Chairperson: “Sorry, Person 1. Do the best you can. We need to move to the next item on the agenda which concerns fishing.”
Person 1: “I always do the best I can. But I’m telling you that there will still be fewer acorns next week.”
Chairperson: “OK, we need to take this off-line and talk about fishing. If you can’t gather acorns, we’ll find someone who can. Enough.”
What are the likely outcomes from this “efficient” meeting? First, it is quite likely that Person 1 is pretty pissed off. Second, the group is unlikely to ever realize that there is a problem with the acorn supply rather than the extent or manner in which Person 1 is gathering them. Third, the group is way far away from realizing the systemic nature of the problem and the fact that the “real problem” is a diminishing source of water, let alone making any progress toward solving that actual problem.
Generally speaking, using dialogue will be more not less efficient for finding and implementing solutions to root problems than will competitive debates or discussions.
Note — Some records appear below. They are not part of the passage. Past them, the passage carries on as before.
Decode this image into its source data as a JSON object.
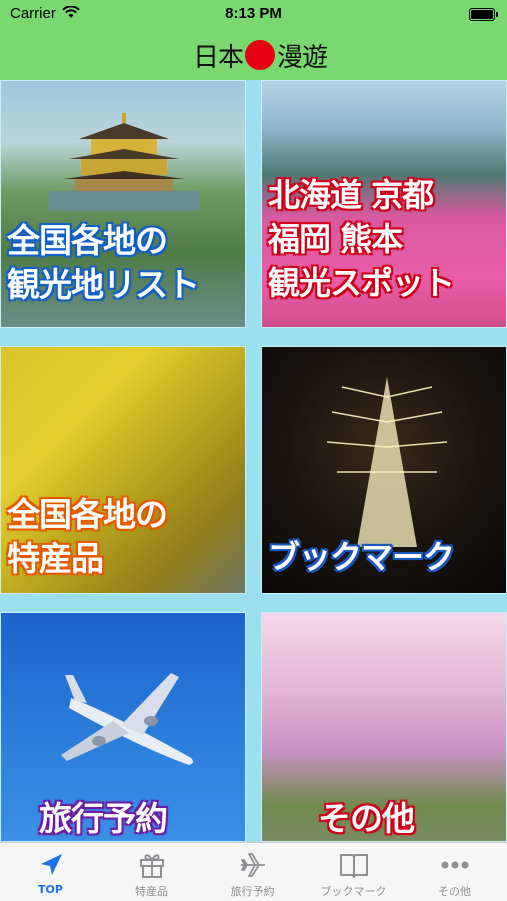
{
  "status_bar": {
    "carrier": "Carrier",
    "time": "8:13 PM"
  },
  "header": {
    "logo_left": "日本",
    "logo_right": "漫遊"
  },
  "tiles": [
    {
      "lines": [
        "全国各地の",
        "観光地リスト"
      ]
    },
    {
      "lines": [
        "北海道 京都",
        "福岡 熊本",
        "観光スポット"
      ]
    },
    {
      "lines": [
        "全国各地の",
        "特産品"
      ]
    },
    {
      "lines": [
        "ブックマーク"
      ]
    },
    {
      "lines": [
        "旅行予約"
      ]
    },
    {
      "lines": [
        "その他"
      ]
    }
  ],
  "tabbar": {
    "items": [
      {
        "label": "TOP",
        "icon": "navigation-arrow-icon",
        "active": true
      },
      {
        "label": "特産品",
        "icon": "gift-icon",
        "active": false
      },
      {
        "label": "旅行予約",
        "icon": "airplane-icon",
        "active": false
      },
      {
        "label": "ブックマーク",
        "icon": "book-icon",
        "active": false
      },
      {
        "label": "その他",
        "icon": "more-dots-icon",
        "active": false
      }
    ]
  },
  "colors": {
    "header_bg": "#7ad870",
    "grid_bg": "#9be0ef",
    "logo_sun": "#e60012",
    "tab_active": "#1a73e8",
    "tab_inactive": "#8e8e93"
  }
}
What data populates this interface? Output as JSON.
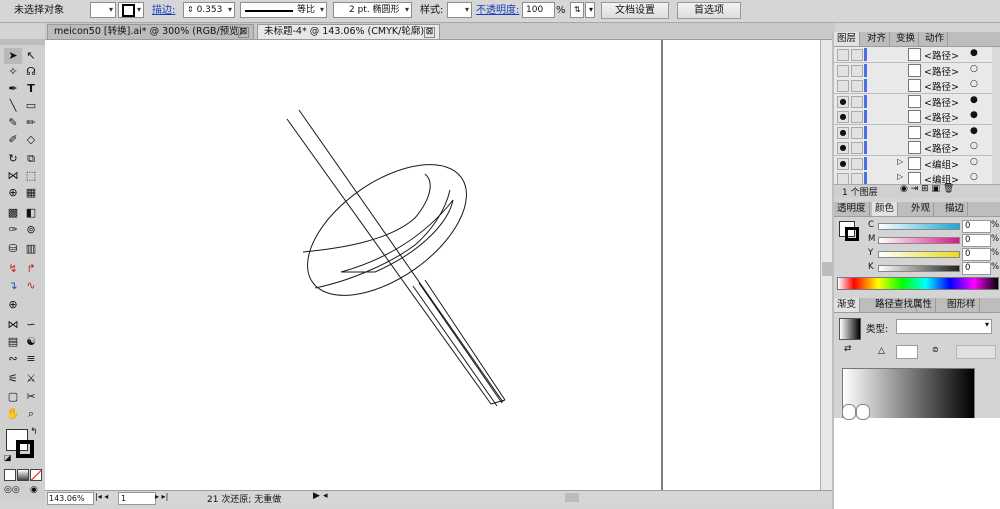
{
  "control_bar": {
    "selection_label": "未选择对象",
    "stroke_link": "描边:",
    "stroke_value": "0.353",
    "stroke_profile": "等比",
    "brush_label": "2 pt. 椭圆形",
    "style_label": "样式:",
    "opacity_link": "不透明度:",
    "opacity_value": "100",
    "opacity_unit": "%",
    "doc_setup_button": "文档设置",
    "preferences_button": "首选项"
  },
  "tabs": [
    {
      "label": "meicon50 [转换].ai* @ 300% (RGB/预览)",
      "close": "⊠"
    },
    {
      "label": "未标题-4* @ 143.06% (CMYK/轮廓)",
      "close": "⊠"
    }
  ],
  "layers_panel": {
    "tabs": [
      "图层",
      "对齐",
      "变换",
      "动作"
    ],
    "rows": [
      {
        "label": "<路径>",
        "visible": false,
        "target": "filled"
      },
      {
        "label": "<路径>",
        "visible": false,
        "target": "open"
      },
      {
        "label": "<路径>",
        "visible": false,
        "target": "open"
      },
      {
        "label": "<路径>",
        "visible": true,
        "target": "filled"
      },
      {
        "label": "<路径>",
        "visible": true,
        "target": "filled"
      },
      {
        "label": "<路径>",
        "visible": true,
        "target": "filled"
      },
      {
        "label": "<路径>",
        "visible": true,
        "target": "open"
      },
      {
        "label": "<编组>",
        "visible": true,
        "target": "open"
      },
      {
        "label": "<编组>",
        "visible": false,
        "target": "open"
      }
    ],
    "footer_count": "1 个图层"
  },
  "color_panel": {
    "tabs": [
      "透明度",
      "颜色",
      "外观",
      "描边"
    ],
    "sliders": [
      {
        "label": "C",
        "value": "0",
        "unit": "%",
        "color": "#19a8d8"
      },
      {
        "label": "M",
        "value": "0",
        "unit": "%",
        "color": "#d8198a"
      },
      {
        "label": "Y",
        "value": "0",
        "unit": "%",
        "color": "#e8dd18"
      },
      {
        "label": "K",
        "value": "0",
        "unit": "%",
        "color": "#222222"
      }
    ]
  },
  "gradient_panel": {
    "tabs": [
      "渐变",
      "路径查找",
      "属性",
      "图形样"
    ],
    "type_label": "类型:"
  },
  "status_bar": {
    "zoom": "143.06%",
    "artboard": "1",
    "undo_text": "21 次还原; 无重做"
  },
  "colors": {
    "accent_link": "#1a3fb8",
    "panel_bg": "#d4d4d4",
    "canvas_bg": "#ffffff"
  }
}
The solutions arising from Dialogue will be “owned” by the entire group and it is more likely that everyone will be working together to make sure the solution actually works. In addition, the long term effect on the group is to increase mutual trust and cooperation.
Actions are always better based on reality than on fantasy. Yet, humans often latch onto a particular interpretation of events very quickly and with insufficient data. As a consequence, people often work within the constraints of their own limited thought patterns. Treating what is essentially and quintessentially group problem solving as a competition between people for which of two or three solutions most often results in solving the wrong problem or at best only solving a sub-problem. In addition, “solutions” arrived at in this competitive way often result in decreased effectiveness of a group over time because of growing envy, resentment and mistrust.
By contrast, Bohm Dialogue encourages people to work together with respect and to understand a problematic situation from many angles. In this way, the real or more basic problem is understood as well as how it impacts everyone present.
As Bohm points out, many people mistakenly believe the word “Dialogue” comes from the Greek word logos for truth and the Latin root di for two implying that a dialogue is a two-sided debate. Instead, “Dialogue” comes from the Greek logos and the Greek root dia which does not mean two but through. It is coming to the truth through interaction.
“Who Speaks for Wolf.” Reality Check.
Known Uses: (See the Incarnations section of the Wikipedia article on 2014)David Bohm referenced below). I have also had personal success running Dialogue sessions as Executive Director of the NYNEX AI lab and in SIGCHI meetings. If you explain the “rules of the game” people can fairly easily learn to Dialogue.
Quaker meetings are often run in this same fashion and the group does not “vote” to choose among a couple possible actions but instead reflects as a group until a consensus is reached.
Bohm, as I mentioned, was a quantum physicists and he likened what happens in dialogue to having people be in a “super-cooled” and therefore “super-conductive” state. When people are “agitated” to “win,” they are bouncing around like hot molecules and conducting information among them is difficult. The more you heat up a wire, the less well it conducts current or information. Near absolute zero, the wire instead becomes “superconductive.” When people relax and do not have an “axe to grind” and are not ego-invested in a predetermined outcome, they behave quite intelligently in discovering truths.
Bohm, D. (1996). On dialogue. New York: Routledge.
Holman, P & Devane,T. (1999). The change handbook: Group methods for shaping the future. San Francisco: Berrett-Koehler Publishers.
Isaacs, W. (1999). Dialogue and the Art of Thinking Together: A Pioneering Approach to Communicating in Business and in Life. Bantam Doubleday Dell Publishing Group.
Krishnamurti, J. and Bohm, D. (2014). The ending of time: Where philosophy and physics meet. New York: Harper/Collins.
Senge, P. M. (2006). The fifth discipline: the art and practice of the learning organization. Doubleday.
Shaw, P. (2002). Changing Conversations in Organizations. A complexity approach to change. London: Routledge.